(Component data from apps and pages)
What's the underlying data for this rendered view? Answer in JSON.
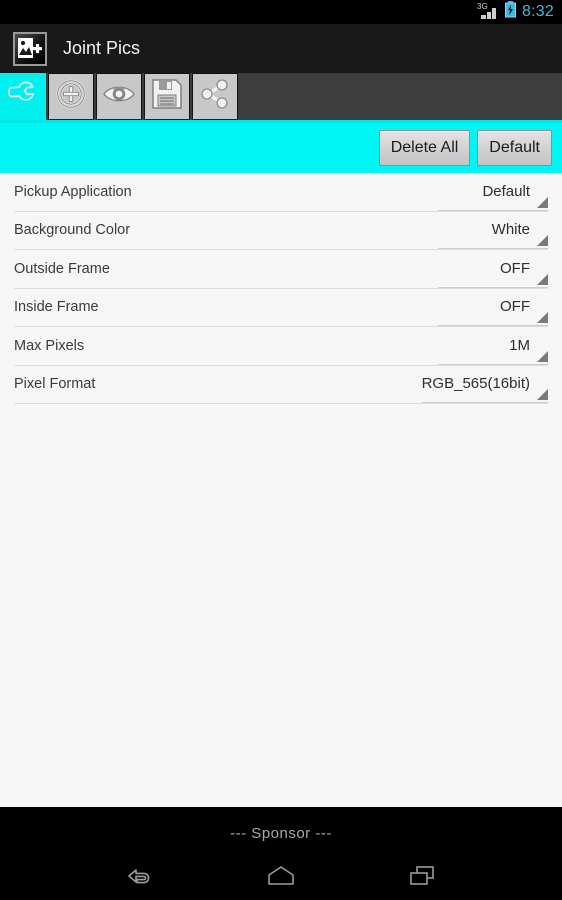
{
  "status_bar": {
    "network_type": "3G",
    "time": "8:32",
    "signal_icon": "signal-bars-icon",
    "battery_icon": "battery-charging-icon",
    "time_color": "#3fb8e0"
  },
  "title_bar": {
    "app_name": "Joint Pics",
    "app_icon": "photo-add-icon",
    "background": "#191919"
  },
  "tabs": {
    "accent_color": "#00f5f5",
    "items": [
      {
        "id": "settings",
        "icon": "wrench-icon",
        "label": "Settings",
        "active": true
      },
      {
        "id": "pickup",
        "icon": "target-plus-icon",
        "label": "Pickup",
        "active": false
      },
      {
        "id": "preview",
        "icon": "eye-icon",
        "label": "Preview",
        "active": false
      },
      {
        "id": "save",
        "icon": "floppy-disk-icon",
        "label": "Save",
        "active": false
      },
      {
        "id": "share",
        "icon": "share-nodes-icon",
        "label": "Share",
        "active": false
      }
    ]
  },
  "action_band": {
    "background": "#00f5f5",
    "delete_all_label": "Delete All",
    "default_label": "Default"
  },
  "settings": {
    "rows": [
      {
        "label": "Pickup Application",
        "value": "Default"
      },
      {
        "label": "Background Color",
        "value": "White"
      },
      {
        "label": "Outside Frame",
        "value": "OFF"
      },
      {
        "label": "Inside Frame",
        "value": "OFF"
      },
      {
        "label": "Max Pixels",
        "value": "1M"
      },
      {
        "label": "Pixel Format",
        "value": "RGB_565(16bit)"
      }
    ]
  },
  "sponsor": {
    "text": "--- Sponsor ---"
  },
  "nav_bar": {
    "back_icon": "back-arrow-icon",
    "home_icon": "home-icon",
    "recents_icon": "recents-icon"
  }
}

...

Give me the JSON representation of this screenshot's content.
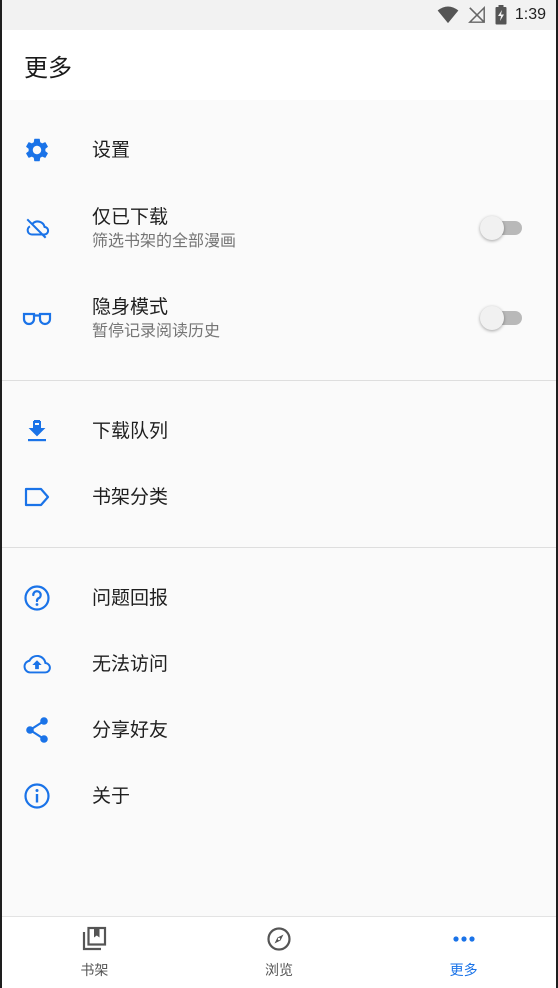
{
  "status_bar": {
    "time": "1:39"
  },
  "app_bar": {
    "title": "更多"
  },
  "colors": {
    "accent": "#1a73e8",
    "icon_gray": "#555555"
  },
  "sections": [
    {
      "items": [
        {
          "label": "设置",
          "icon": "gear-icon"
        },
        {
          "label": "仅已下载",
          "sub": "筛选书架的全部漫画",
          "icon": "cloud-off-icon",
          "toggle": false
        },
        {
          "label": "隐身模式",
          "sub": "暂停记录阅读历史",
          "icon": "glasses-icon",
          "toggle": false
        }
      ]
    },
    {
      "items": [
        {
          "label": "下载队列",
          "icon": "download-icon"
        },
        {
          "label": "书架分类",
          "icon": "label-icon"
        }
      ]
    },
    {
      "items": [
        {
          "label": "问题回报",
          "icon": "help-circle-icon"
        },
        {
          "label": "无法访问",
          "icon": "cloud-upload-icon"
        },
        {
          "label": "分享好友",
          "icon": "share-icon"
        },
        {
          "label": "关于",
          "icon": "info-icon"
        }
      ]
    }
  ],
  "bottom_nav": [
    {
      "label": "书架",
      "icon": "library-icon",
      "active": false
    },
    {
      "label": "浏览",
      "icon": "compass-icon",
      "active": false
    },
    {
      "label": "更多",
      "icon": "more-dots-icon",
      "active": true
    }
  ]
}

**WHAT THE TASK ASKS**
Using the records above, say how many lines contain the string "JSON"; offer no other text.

**TASK RESPONSE**
2